This Spring Break a group of graduate students from the Graduate Student Advisory Committee traveled to Washington D.C. to meet with National Association of Graduate and Professional Students (NAGPS). They joined forces to lobby for issues of concern to graduate students, mainly the high levels of debt many graduate students accumulate while pursuing their degrees. They met with representatives and senators to express their concerns during the NAGPS Spring 2014 Advocacy Summit and Legislative Action Days, March 1 through 4.
In other news, GSAC has put to a vote of the full membership a name change for the organization. In order to better reflect its constituency, the Graduate Student Advisory Committee will change its name to Graduate Student Association. All graduate students are automatically members of GSAC, or GSA. The name change will become effective July 1, 2014. Each student pays fees to the University that go toward the operation and funding of a number of initiatives to benefit graduate students. These initiatives include programs, events, operational funding, development workshops or seminars, and bringing speakers to campus. Funding decisions are made through GSAC, so if any graduate students want to be involved in how their money is being spent, they are encouraged to come to the meetings. All graduate students are urged to become active members by attending meetings which are usually held once a month on the third Friday from 2:30-5 p.m. These hours are subject to change.
Another initiative led by Damon Chambers, Chair, and The E-Board, is the establishment of Grad Talks, a presentation hosted by the Lee Honors College based on the popular TED Talks. The first Grad Talks were held on February 21 and March 21. These are ten minute talks given by graduate students on any subject they may be passionate about. It could be a study abroad experience, a brief introduction to their research, the contents of a recent paper for a class or a chapter of their dissertation. This experience provides practice in giving presentations, a skill all graduate students must develop to meet their academic, professional or personal goals.

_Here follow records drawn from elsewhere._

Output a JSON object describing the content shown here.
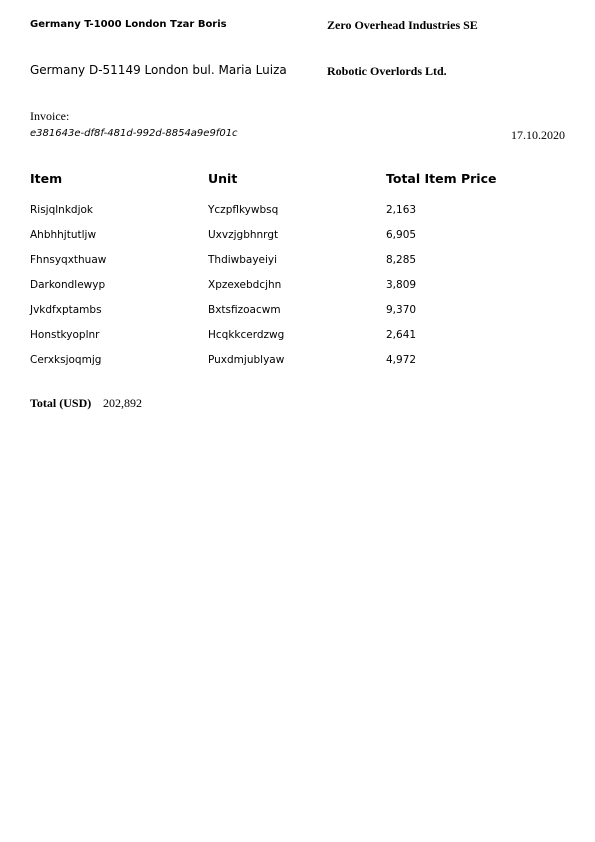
{
  "sender": {
    "line1": "Germany T-1000 London Tzar Boris",
    "line2": "Germany D-51149 London bul. Maria Luiza"
  },
  "recipient": {
    "line1": "Zero Overhead Industries SE",
    "line2": "Robotic Overlords Ltd."
  },
  "invoice": {
    "label": "Invoice:",
    "id": "e381643e-df8f-481d-992d-8854a9e9f01c",
    "date": "17.10.2020"
  },
  "table": {
    "headers": {
      "item": "Item",
      "unit": "Unit",
      "price": "Total Item Price"
    },
    "rows": [
      {
        "item": "Risjqlnkdjok",
        "unit": "Yczpflkywbsq",
        "price": "2,163"
      },
      {
        "item": "Ahbhhjtutljw",
        "unit": "Uxvzjgbhnrgt",
        "price": "6,905"
      },
      {
        "item": "Fhnsyqxthuaw",
        "unit": "Thdiwbayeiyi",
        "price": "8,285"
      },
      {
        "item": "Darkondlewyp",
        "unit": "Xpzexebdcjhn",
        "price": "3,809"
      },
      {
        "item": "Jvkdfxptambs",
        "unit": "Bxtsfizoacwm",
        "price": "9,370"
      },
      {
        "item": "Honstkyoplnr",
        "unit": "Hcqkkcerdzwg",
        "price": "2,641"
      },
      {
        "item": "Cerxksjoqmjg",
        "unit": "Puxdmjublyaw",
        "price": "4,972"
      }
    ]
  },
  "total": {
    "label": "Total (USD)",
    "value": "202,892"
  }
}
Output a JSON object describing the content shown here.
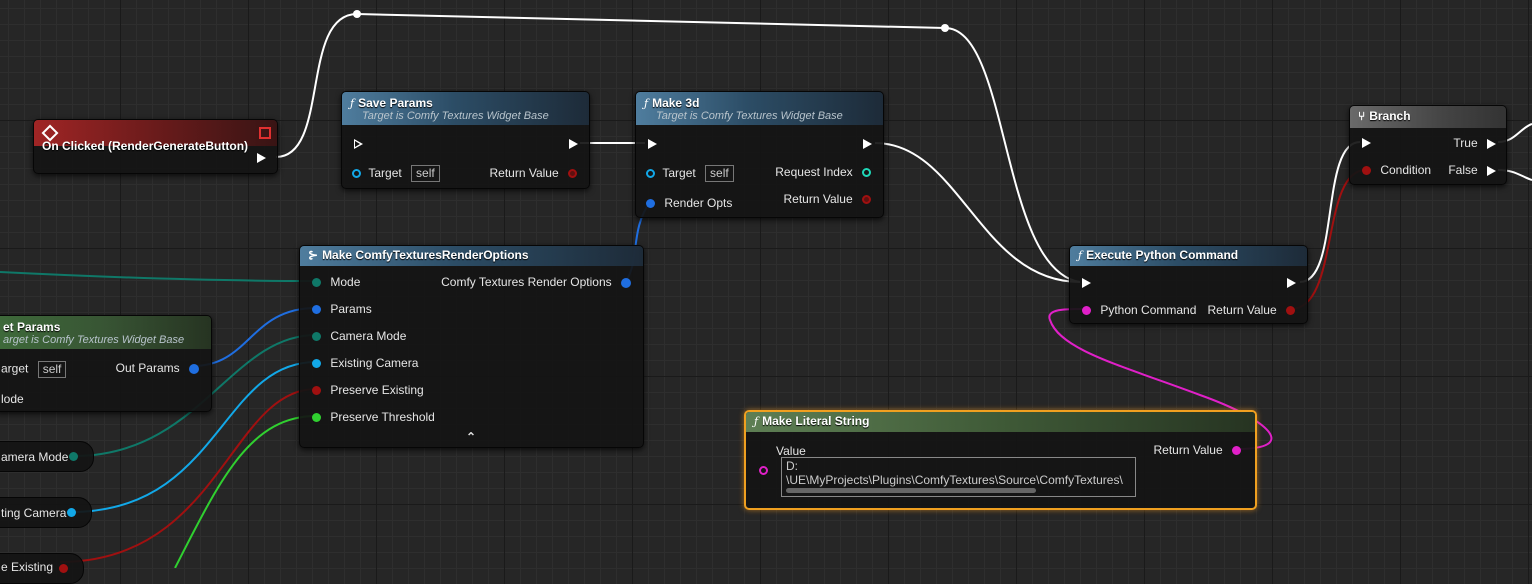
{
  "nodes": {
    "on_clicked": {
      "title": "On Clicked (RenderGenerateButton)"
    },
    "save_params": {
      "title": "Save Params",
      "subtitle": "Target is Comfy Textures Widget Base",
      "target_label": "Target",
      "target_value": "self",
      "return_label": "Return Value"
    },
    "make_3d": {
      "title": "Make 3d",
      "subtitle": "Target is Comfy Textures Widget Base",
      "target_label": "Target",
      "target_value": "self",
      "request_index_label": "Request Index",
      "render_opts_label": "Render Opts",
      "return_label": "Return Value"
    },
    "make_render_options": {
      "title": "Make ComfyTexturesRenderOptions",
      "output_label": "Comfy Textures Render Options",
      "inputs": [
        "Mode",
        "Params",
        "Camera Mode",
        "Existing Camera",
        "Preserve Existing",
        "Preserve Threshold"
      ],
      "collapse_glyph": "⌃"
    },
    "get_params": {
      "title": "et Params",
      "subtitle": "arget is Comfy Textures Widget Base",
      "target_label": "arget",
      "target_value": "self",
      "out_params_label": "Out Params",
      "mode_label": "lode"
    },
    "execute_python": {
      "title": "Execute Python Command",
      "python_command_label": "Python Command",
      "return_label": "Return Value"
    },
    "branch": {
      "title": "Branch",
      "condition_label": "Condition",
      "true_label": "True",
      "false_label": "False"
    },
    "make_literal_string": {
      "title": "Make Literal String",
      "value_label": "Value",
      "value_line1": "D:",
      "value_line2": "\\UE\\MyProjects\\Plugins\\ComfyTextures\\Source\\ComfyTextures\\",
      "return_label": "Return Value"
    },
    "var_camera_mode": {
      "label": "amera Mode"
    },
    "var_existing_camera": {
      "label": "ting Camera"
    },
    "var_preserve_existing": {
      "label": "e Existing"
    }
  },
  "colors": {
    "exec_wire": "#ffffff",
    "struct_pin": "#1f6ee0",
    "object_pin": "#12a8e8",
    "enum_pin": "#0f7868",
    "bool_pin": "#a01010",
    "float_pin": "#30d030",
    "string_pin": "#e020c8",
    "int_pin": "#1fd8b8",
    "selection": "#f0a020"
  }
}
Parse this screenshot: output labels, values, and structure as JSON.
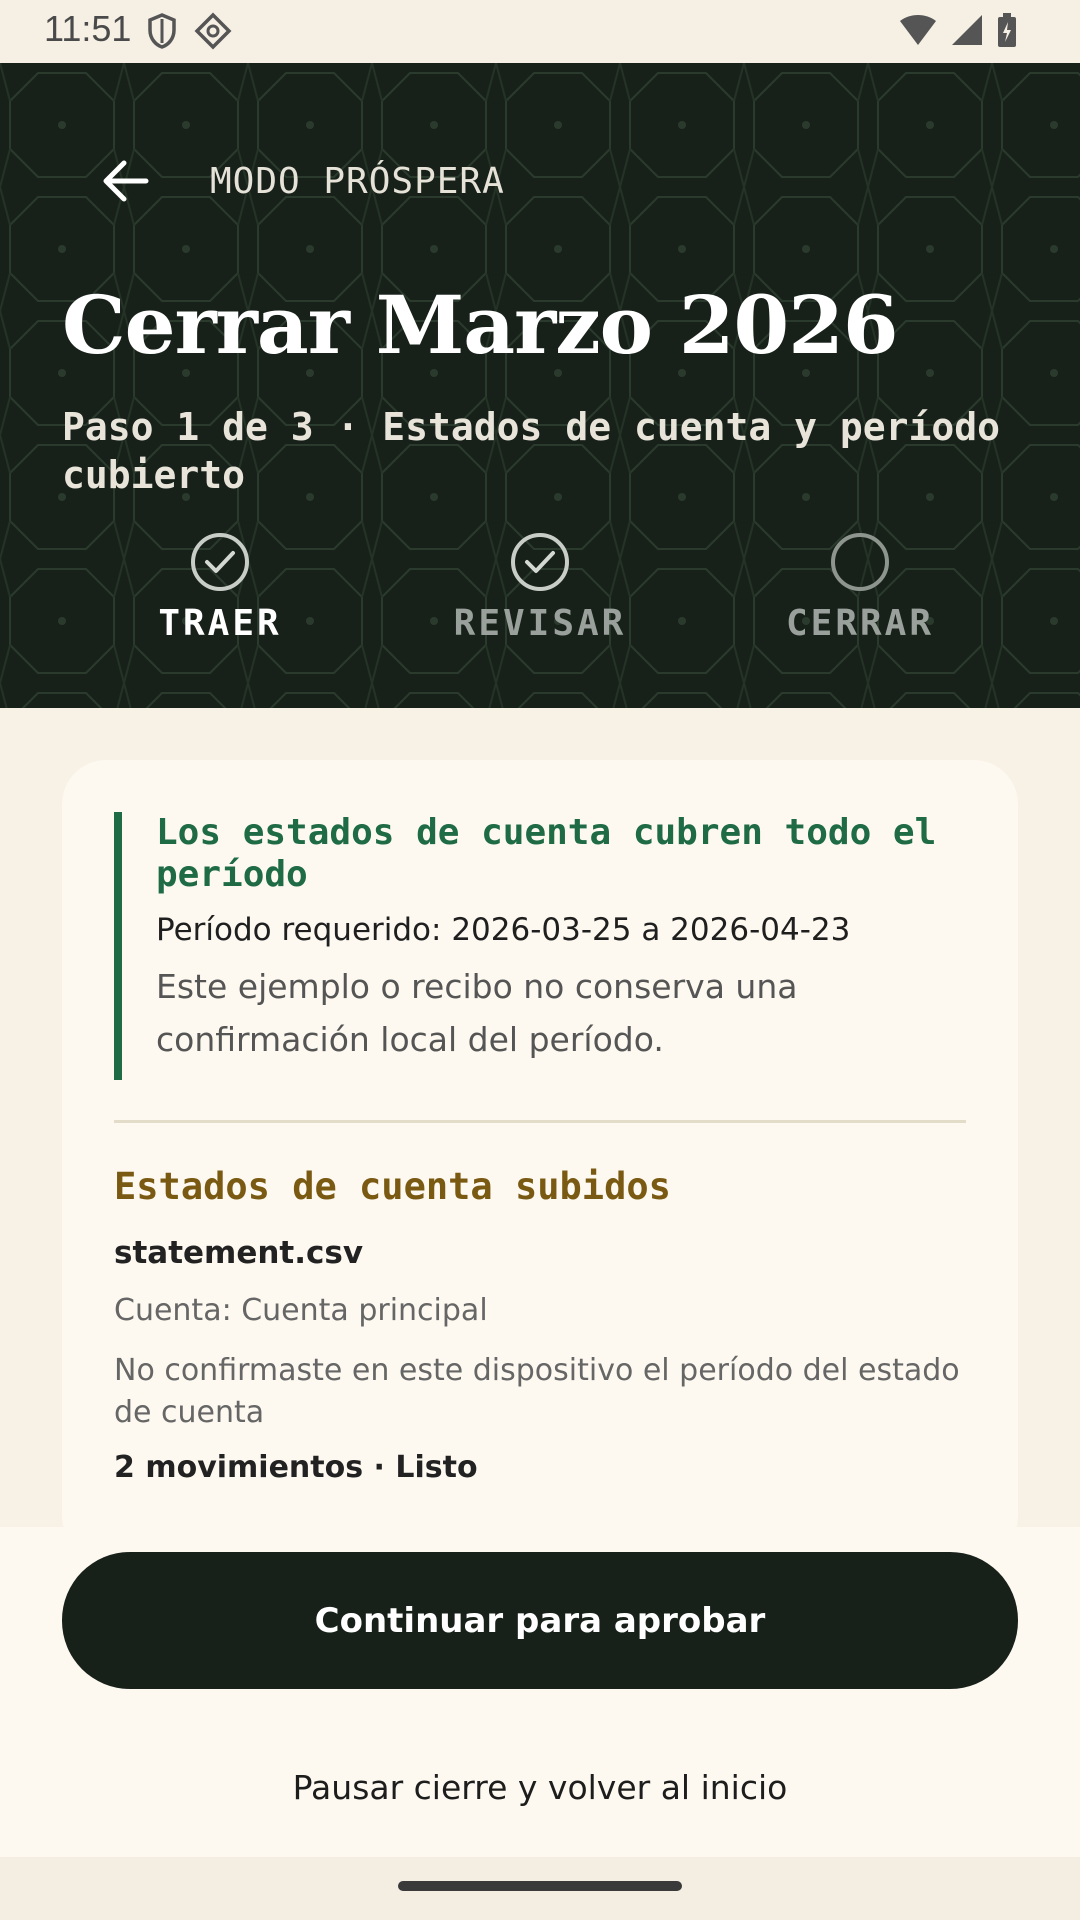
{
  "status_bar": {
    "time": "11:51"
  },
  "header": {
    "app_title": "MODO PRÓSPERA",
    "page_title": "Cerrar Marzo 2026",
    "step_subtitle": "Paso 1 de 3 · Estados de cuenta y período cubierto",
    "steps": [
      {
        "label": "TRAER",
        "state": "done",
        "active": true
      },
      {
        "label": "REVISAR",
        "state": "done",
        "active": false
      },
      {
        "label": "CERRAR",
        "state": "pending",
        "active": false
      }
    ]
  },
  "card": {
    "callout": {
      "title": "Los estados de cuenta cubren todo el período",
      "period": "Período requerido: 2026-03-25 a 2026-04-23",
      "note": "Este ejemplo o recibo no conserva una confirmación local del período."
    },
    "section_title": "Estados de cuenta subidos",
    "file": {
      "name": "statement.csv",
      "account": "Cuenta: Cuenta principal",
      "note": "No confirmaste en este dispositivo el período del estado de cuenta",
      "summary": "2 movimientos · Listo"
    }
  },
  "actions": {
    "primary_label": "Continuar para aprobar",
    "secondary_label": "Pausar cierre y volver al inicio"
  },
  "colors": {
    "header_bg": "#17211a",
    "accent_green": "#1e6b46",
    "accent_gold": "#7a5a12",
    "page_bg": "#f7f1e6"
  }
}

April 6 through 12 was Graduate Appreciation Week in the United States. The National Association of Graduate and Professional Students held its Midwest Regional Conference at Grand Valley State University this spring during Graduate Appreciation Week. This annual conference brings together graduate-professional student leaders from the Midwest region to network, share best practices, discuss common issues, and brainstorm possible solutions. Representatives from WMU attended this conference and reported a good turnout and useful workshops.